As they point, shoot, rob and flee, two Texas rangers trail them. The old but wise Marcus Hamilton (Jeff Bridges) and his half Native American half Mexican partner Alberto Parker (Gil Birmingham, from the Twilight movie franchise) track the robbers like old bloodhounds hunting down horse thieves. Hamilton's salty mouth rains an incessant stream of verbal, racist barbs at Parker, who hurls his own supply of biting words back at his friend. They're like an old, cranky married couple.
Director David MacKenzie (Starred Up) never steps over the boundaries of brutal hard realism. Though the film may remind some viewers of the Cohen Brother's Fargo, this look at the Wild West is not nearly as eccentric or precious. For 102 minutes you don't have to suspend disbelief, you get to stay in the moment as the brothers' mission grows beyond their control.
As the sane sibling, the bearded Pine plays the lead character very stoically. His determination is on his face and in his piercing blue eyes. Foster seems to relish being the loose cannon who causes problems yet emits a deep love for his brother.
Their acting is only outdone by Jeff Bridges, who milks the cagey old ranger's persona until it's dry. Slow country drawl, thoughtful deliberate phrasing, and acting like arthritis has taken over every part of his body except his trigger finger. As a supporting actor, Gil Birmingham gives Bridges room to work and then sneaks in a line reading that steals scenes. Hamilton after one of his premonitions comes true: "See. White men have intuition." Parker: "Sometimes a blind pig finds truffle."
The Hell or High Water story is so rich it feels like it was taken from a novel or based on real crooks like Bonnie and Clyde or Jesse and Frank James. But it isn't. It's all made up.
This classic, thoughtful, and evocative storytelling lets audiences have a guilty pleasure watching two wretches get payback on a banking system that's ripping off old ladies.

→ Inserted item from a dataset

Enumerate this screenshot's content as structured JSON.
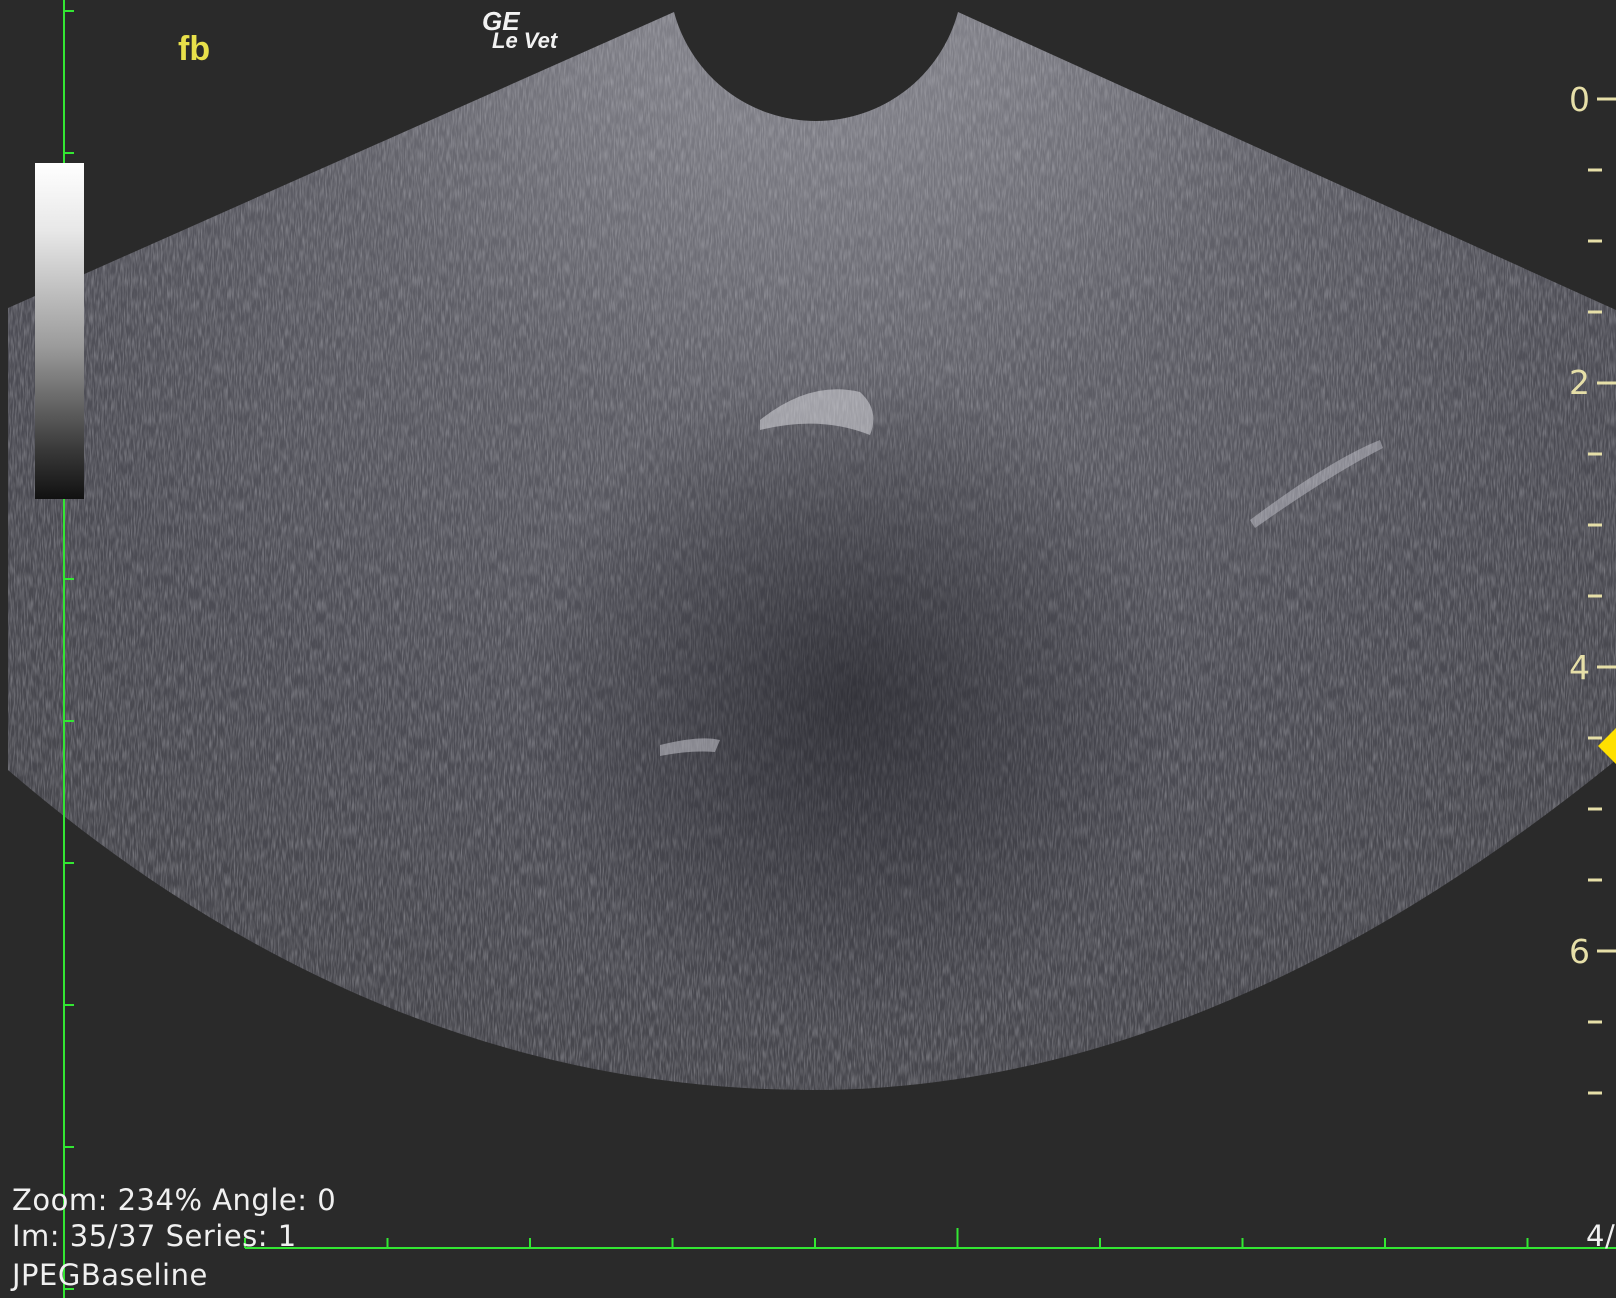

Visit NNPA News Wire Film Critic Dwight Brown at DwightBrownInk.com.